So yes, some people have purchased crab legs using EBT. If you claim to have witnessed this though, you’re either a liar, a no-good nosy neighbor, or a witness to a specific 0.028% of American food purchases.
But you’re probably still mad that the Poors are buying crab legs, living fat off the government dole, right? Of course you are.
The hard-working American you are, I know you’ve scrimped and saved to have a celebration every now and then - a 25th wedding anniversary, a Christmas dinner, a child’s birthday. Who are you to deny someone less well-off than you the same comforts? I guess you need to be eating shoes before you’re deserving of help in America. None of us live off crab legs or other “luxury” food items, though. If we buy them at all, we buy them to celebrate, be with family, eat with one another, take a break from life.
It’s still not fair, it’s my tax dollars!
Yes, and it’s their benefits. First and foremost, choice is an important pillar of American consumerist life. If you did not have the right to choose what you bought at the grocery store, you’d be up in arms.
But even beyond that, crab meat, calorie for calorie, is healthier and cheaper than all but the lowest quality beef. Here’s some examples from the PeaPod grocery website:
Cost: $4.50/lb; cost per 85g (3 oz serving) - $0.84
Protein: 22.6g protein per 85g serving (26.59% protein by mass).
Cost per gram of protein - 3.7 cents
Calories: 293 per 85g serving; calories from fat, 197 (63% calories from fat).
Cost per calorie - 3.4 cents
Cost: $12/lb; cost per 85g (3 oz serving) - $2.25
Protein: 14.8g protein per 85g serving (17.4% protein by mass)
Cost per gram of protein: 15 cents
Calories: 73 per 85g serving; calories from fat, 7.4 (10% calories from fat).
Cost per calorie - 3 cents
In terms a of a low-fat diet, crab legs are a great way to get a lot of protein without a lot of fat.

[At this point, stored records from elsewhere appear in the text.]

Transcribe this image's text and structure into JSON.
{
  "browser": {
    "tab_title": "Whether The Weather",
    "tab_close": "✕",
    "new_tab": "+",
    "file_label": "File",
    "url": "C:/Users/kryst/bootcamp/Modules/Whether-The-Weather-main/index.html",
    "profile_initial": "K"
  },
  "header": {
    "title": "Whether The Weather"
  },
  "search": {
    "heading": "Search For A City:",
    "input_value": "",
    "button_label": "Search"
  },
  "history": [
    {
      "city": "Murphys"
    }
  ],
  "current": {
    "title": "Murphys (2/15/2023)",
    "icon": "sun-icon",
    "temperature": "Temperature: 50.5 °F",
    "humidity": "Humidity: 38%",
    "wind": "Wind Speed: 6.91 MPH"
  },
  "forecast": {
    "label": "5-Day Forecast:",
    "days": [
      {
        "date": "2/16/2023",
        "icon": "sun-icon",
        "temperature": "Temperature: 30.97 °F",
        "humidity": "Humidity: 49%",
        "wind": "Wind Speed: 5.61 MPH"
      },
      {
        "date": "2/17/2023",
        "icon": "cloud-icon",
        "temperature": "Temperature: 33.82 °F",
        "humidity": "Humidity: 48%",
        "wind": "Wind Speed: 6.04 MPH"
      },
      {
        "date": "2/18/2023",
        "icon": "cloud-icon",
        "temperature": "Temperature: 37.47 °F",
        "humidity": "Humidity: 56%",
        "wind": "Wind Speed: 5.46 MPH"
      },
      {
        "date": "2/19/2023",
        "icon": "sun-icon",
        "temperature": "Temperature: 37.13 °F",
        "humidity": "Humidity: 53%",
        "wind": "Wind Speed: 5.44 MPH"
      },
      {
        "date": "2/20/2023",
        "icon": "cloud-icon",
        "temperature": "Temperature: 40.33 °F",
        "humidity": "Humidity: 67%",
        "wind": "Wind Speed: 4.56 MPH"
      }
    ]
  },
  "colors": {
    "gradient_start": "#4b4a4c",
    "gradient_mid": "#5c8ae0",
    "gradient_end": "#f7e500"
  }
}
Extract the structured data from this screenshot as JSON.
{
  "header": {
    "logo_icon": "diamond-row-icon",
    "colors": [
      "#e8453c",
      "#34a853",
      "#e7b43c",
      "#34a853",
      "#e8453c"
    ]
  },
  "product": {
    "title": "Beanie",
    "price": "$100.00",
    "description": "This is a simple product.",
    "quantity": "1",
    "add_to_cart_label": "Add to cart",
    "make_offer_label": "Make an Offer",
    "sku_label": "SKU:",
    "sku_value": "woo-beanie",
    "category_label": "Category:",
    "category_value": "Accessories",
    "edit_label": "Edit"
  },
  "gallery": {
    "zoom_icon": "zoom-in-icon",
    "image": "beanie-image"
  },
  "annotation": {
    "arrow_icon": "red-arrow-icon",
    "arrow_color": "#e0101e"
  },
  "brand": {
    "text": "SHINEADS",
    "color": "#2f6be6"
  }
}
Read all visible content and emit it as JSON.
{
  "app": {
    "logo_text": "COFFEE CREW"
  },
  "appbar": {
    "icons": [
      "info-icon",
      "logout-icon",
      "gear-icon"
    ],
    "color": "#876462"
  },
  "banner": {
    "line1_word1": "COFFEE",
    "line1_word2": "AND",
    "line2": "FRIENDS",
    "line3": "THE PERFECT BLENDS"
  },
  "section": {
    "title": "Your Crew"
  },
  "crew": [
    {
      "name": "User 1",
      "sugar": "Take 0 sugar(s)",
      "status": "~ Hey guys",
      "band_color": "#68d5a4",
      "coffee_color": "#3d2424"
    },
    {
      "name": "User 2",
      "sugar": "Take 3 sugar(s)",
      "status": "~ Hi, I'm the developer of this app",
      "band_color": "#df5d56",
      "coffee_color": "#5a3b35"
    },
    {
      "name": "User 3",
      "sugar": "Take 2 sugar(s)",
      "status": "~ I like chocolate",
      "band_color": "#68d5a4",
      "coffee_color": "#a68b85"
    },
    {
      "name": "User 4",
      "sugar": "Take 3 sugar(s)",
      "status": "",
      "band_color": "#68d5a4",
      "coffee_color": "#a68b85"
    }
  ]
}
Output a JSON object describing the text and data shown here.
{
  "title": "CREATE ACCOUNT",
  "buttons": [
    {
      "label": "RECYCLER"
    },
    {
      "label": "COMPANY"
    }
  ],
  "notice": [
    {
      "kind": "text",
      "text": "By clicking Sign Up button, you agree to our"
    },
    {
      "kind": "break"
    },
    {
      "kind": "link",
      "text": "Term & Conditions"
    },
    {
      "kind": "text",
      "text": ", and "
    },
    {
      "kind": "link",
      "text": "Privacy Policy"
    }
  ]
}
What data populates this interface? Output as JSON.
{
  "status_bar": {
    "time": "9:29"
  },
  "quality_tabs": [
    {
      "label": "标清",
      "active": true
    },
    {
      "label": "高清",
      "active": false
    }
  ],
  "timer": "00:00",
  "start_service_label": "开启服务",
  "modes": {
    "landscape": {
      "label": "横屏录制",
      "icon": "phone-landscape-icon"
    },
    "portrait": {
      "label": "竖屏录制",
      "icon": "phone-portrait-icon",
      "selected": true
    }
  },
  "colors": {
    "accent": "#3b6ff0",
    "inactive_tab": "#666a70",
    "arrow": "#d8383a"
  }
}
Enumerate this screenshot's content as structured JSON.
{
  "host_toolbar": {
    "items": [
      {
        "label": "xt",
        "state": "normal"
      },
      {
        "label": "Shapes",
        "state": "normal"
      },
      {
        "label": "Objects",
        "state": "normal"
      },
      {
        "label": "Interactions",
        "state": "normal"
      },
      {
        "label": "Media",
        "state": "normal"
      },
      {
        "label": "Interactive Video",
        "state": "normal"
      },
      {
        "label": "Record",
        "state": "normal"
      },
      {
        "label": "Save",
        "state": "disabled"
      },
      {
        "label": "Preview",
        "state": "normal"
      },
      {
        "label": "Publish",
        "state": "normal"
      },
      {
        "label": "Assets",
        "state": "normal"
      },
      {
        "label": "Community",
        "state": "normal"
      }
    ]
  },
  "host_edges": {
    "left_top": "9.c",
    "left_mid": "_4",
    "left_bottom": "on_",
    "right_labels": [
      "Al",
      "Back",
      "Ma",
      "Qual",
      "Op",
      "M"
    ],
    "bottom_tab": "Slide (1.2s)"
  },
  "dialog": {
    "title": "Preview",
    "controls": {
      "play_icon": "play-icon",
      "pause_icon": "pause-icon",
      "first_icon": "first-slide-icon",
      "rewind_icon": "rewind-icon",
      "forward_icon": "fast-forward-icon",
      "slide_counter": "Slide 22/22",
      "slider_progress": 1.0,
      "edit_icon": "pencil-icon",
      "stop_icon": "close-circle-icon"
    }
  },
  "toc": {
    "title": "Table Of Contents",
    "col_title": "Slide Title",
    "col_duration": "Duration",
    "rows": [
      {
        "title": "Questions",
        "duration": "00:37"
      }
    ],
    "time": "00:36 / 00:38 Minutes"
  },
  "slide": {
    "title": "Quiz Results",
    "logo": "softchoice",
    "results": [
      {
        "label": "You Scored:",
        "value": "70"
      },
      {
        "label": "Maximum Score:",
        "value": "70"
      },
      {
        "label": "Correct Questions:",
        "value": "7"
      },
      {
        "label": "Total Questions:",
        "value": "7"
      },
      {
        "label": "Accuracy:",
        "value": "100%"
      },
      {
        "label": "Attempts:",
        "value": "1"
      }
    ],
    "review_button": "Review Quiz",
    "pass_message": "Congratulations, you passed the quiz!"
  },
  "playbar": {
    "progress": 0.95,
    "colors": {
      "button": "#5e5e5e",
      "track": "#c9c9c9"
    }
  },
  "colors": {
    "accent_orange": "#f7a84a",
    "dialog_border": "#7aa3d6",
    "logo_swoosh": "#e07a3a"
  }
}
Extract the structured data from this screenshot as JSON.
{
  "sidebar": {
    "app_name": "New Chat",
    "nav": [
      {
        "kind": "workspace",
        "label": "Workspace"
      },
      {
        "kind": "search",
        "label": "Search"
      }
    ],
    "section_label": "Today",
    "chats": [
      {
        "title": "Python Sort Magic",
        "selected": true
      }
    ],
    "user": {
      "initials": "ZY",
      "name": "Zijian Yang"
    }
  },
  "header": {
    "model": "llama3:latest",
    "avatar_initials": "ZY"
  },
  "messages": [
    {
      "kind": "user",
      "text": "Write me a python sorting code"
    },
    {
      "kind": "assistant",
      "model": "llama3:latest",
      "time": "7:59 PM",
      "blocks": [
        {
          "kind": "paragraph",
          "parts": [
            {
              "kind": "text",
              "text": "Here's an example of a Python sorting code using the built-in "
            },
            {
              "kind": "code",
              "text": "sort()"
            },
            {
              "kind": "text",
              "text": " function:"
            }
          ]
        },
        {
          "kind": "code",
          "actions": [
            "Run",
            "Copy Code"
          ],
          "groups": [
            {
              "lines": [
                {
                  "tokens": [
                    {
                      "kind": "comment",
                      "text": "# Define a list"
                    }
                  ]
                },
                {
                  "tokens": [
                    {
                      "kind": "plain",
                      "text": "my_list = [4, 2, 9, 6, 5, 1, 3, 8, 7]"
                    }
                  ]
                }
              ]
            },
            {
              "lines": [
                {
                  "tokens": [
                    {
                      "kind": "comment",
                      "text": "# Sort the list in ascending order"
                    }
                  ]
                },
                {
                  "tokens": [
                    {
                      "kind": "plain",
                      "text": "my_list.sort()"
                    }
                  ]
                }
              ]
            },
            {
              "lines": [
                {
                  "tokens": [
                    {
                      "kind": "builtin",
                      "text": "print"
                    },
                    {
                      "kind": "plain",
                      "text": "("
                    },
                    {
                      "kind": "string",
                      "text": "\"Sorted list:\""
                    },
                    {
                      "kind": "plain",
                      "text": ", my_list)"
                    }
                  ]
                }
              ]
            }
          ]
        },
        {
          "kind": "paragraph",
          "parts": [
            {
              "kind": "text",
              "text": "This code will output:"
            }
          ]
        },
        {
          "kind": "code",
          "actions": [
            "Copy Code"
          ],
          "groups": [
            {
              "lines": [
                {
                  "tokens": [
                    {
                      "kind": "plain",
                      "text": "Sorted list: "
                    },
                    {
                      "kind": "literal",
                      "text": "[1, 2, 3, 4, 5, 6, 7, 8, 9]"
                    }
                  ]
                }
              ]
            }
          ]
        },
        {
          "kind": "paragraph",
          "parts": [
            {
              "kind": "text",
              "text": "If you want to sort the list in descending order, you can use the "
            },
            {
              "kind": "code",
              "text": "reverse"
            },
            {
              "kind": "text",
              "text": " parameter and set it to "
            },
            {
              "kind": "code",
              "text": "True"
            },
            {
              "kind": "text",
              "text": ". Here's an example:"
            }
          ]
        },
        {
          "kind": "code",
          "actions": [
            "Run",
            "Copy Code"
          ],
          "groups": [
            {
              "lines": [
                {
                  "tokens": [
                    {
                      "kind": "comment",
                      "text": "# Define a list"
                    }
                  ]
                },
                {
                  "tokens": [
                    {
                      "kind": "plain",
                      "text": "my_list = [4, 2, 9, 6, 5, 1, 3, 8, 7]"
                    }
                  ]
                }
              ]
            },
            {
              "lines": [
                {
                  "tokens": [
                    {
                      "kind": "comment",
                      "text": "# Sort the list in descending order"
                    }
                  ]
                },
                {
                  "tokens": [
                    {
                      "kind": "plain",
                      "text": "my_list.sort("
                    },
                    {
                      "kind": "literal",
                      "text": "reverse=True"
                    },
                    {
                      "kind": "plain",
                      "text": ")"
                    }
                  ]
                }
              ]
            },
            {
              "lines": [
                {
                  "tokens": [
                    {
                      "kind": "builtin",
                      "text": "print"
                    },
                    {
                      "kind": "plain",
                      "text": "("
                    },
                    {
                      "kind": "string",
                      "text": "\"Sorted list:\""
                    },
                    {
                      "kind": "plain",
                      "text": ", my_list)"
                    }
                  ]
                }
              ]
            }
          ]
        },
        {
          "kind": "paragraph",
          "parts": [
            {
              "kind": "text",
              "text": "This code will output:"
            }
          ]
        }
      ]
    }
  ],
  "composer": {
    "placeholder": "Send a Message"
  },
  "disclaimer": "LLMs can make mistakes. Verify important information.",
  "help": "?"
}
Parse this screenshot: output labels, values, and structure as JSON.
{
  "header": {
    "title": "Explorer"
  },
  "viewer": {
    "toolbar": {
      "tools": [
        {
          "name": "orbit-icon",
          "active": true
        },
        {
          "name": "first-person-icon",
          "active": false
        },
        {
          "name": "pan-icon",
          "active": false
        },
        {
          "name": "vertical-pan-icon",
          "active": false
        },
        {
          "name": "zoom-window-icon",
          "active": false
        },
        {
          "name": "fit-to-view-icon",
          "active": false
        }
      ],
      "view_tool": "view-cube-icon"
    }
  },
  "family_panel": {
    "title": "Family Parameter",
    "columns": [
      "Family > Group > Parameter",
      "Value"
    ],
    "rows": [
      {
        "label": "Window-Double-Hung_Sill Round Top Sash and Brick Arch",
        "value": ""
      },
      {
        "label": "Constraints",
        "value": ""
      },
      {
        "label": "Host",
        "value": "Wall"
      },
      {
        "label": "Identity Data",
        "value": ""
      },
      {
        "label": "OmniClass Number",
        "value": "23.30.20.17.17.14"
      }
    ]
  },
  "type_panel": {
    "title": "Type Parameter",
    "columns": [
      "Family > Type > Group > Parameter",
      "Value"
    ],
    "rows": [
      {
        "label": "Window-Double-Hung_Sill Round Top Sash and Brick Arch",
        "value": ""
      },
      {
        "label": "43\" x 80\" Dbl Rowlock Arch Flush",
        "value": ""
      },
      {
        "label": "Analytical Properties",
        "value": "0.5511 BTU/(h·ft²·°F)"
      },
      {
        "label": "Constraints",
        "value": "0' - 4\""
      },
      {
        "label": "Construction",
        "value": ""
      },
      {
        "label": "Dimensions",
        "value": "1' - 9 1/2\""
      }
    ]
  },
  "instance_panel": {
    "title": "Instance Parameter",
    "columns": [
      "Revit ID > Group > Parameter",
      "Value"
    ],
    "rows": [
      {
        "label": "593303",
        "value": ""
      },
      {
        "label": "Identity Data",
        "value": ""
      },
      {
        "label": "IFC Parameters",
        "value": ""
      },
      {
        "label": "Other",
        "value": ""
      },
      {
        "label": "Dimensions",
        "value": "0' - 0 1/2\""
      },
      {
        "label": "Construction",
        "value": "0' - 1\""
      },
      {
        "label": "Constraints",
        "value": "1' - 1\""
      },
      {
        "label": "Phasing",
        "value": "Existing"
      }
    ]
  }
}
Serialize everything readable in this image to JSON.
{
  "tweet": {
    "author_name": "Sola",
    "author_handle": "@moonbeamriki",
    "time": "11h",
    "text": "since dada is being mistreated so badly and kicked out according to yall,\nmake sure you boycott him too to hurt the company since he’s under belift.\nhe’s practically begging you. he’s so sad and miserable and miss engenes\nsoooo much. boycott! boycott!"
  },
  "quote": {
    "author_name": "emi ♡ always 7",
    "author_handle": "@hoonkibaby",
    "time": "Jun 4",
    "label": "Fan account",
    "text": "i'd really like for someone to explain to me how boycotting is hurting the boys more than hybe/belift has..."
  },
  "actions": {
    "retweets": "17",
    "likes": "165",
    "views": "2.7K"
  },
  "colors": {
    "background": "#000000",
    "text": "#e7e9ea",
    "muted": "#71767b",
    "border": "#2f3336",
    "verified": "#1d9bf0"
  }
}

I challenge people who are opposed to SNAP to stop throwing this totally useless anecdote around. It is a myth, based on a kernel of truth, that has grown out of proportion. If we’re going to have a serious debate about food assistance policy in the US, it’s time for you to stop peeking at receipts in the grocery store and start using data.
Someone sent me an Ask recently about welfare fraud. Have some info!
hey teenage girls
i know the world sees you as shallow, useless, and the butt of a lot of jokes.
but i know you are awesome, smart, and strong.
this is not a lead on or anything. i am a grown woman who remembers what it’s like to be a teen girl and how people dismiss just about everything you say and experience ( unless it sells products or creates national drama, then you’re important ).
know that there are a lot of us women out there who are looking out for you and we believe you and believe in you.
Laurie Halse Anderson, author of Speak, on the question “Have any readers ever asked questions that shocked you?”
Read that again. Read it again, and again, and again. Over and over guys have asked her why Melinda was so upset about being raped. This is a girl who went to a party with friends. She was thirteen. She had a drink, because everyone else was. And a senior held her down and raped her while she was too drunk to get away.
And guys don’t understand why she was upset.
Read that again and then come back and tell me again why I should just shut up and take a joke when a comedian blows off rape as a big deal, or women’s bodies are casually treated as commodities in media. Remind me why I shouldn’t care about the very real harm that society’s treatment of women and sexual assault does.